Facebook, Google and other social networks and sites with a presence in Europe must heed to the European strict data privacy rules, said EU Justice Commissioner Viviane Reding.
Companies outside the 27-strong nation European wall, including the United States, must now begin changing their own privacy practices to continue working from within Europe.
The EU began its overhauling of its privacy laws last November, with new legislation expected to give greater powers to the end consumer, and stricter penalties for those who break the rules.
Though Facebook was not directly mentioned, it was made clear by the speech Reding gave in Brussels today that Facebook was in her sights.
From the Wall Street Journal:
"A U.S.-based social network company that has millions of active users in Europe needs to comply with EU rules. To enforce the EU law, national privacy watchdogs shall be endowed with powers to investigate and engage in legal proceedings against non-EU data controllers whose services target EU consumers."
Yet from the Guardian, it is clear that Facebook is most definitely a target for the highest data protection officer in Europe. Matthew Newman, spokesperson for Commissioner Reding said:
"A year ago she issued Facebook a warning because the privacy settings changed for the worse and now she's legislating to put flesh on those bones."
Following on from her speech last year, Reding wants users to have the right to delete data they see no longer fit for purpose on websites like Google and Facebook.
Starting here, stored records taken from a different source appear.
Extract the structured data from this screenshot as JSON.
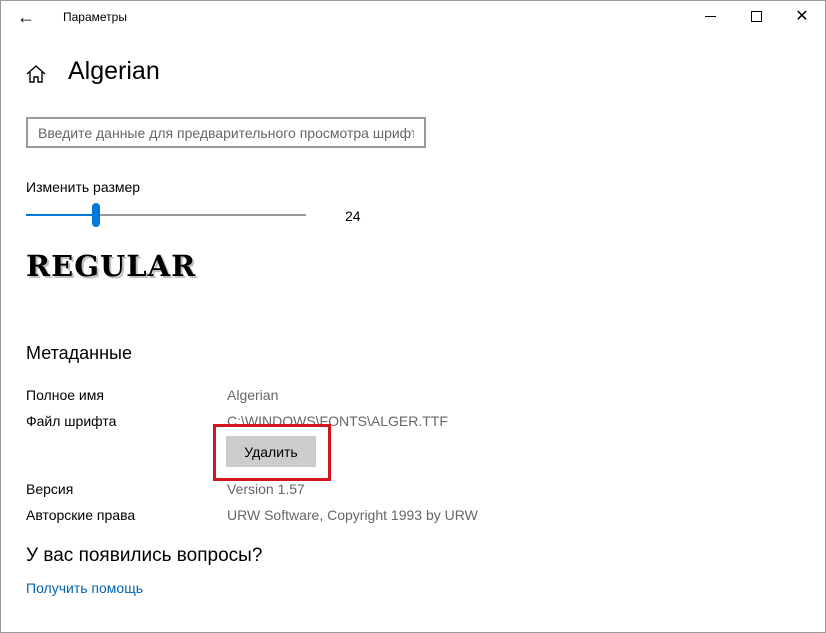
{
  "window": {
    "title": "Параметры",
    "back_icon": "arrow-left-icon",
    "controls": {
      "minimize_icon": "minimize-icon",
      "maximize_icon": "maximize-icon",
      "close_icon": "close-icon"
    }
  },
  "header": {
    "home_icon": "home-icon",
    "title": "Algerian"
  },
  "preview": {
    "placeholder": "Введите данные для предварительного просмотра шрифта",
    "value": ""
  },
  "size": {
    "label": "Изменить размер",
    "value": "24",
    "slider_fraction": 0.25
  },
  "sample": {
    "style_name": "REGULAR"
  },
  "metadata": {
    "heading": "Метаданные",
    "full_name_label": "Полное имя",
    "full_name_value": "Algerian",
    "file_label": "Файл шрифта",
    "file_value": "C:\\WINDOWS\\FONTS\\ALGER.TTF",
    "uninstall_label": "Удалить",
    "version_label": "Версия",
    "version_value": "Version 1.57",
    "copyright_label": "Авторские права",
    "copyright_value": "URW Software, Copyright 1993 by URW"
  },
  "help": {
    "heading": "У вас появились вопросы?",
    "link_label": "Получить помощь"
  },
  "colors": {
    "accent": "#0078d7",
    "link": "#0063b1",
    "highlight": "#d0161c",
    "button": "#cccccc"
  }
}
Reding also made clear that companies should make clear why personal data might be collected to justify its purpose.
The European Union has enabled strict data protection rules, far greater than that of the United States, since 1998 when all European countries were told by EU directive to apply new legislation.
For European companies and US wholly owned subsidiary companies in Europe to send data from within the EU to the United States must adhere to the mutually agreed Safe Harbour principles, which dictate data privacy and security regarding to data transfer.
However, the United States has a long way to go before the European Commission deems it a fully compliant nation with its standards in regards to privacy.
Until the US legislates, all the Commission can do is legislate itself and force privately held companies like Google and Facebook to comply, to retain its presence in the region.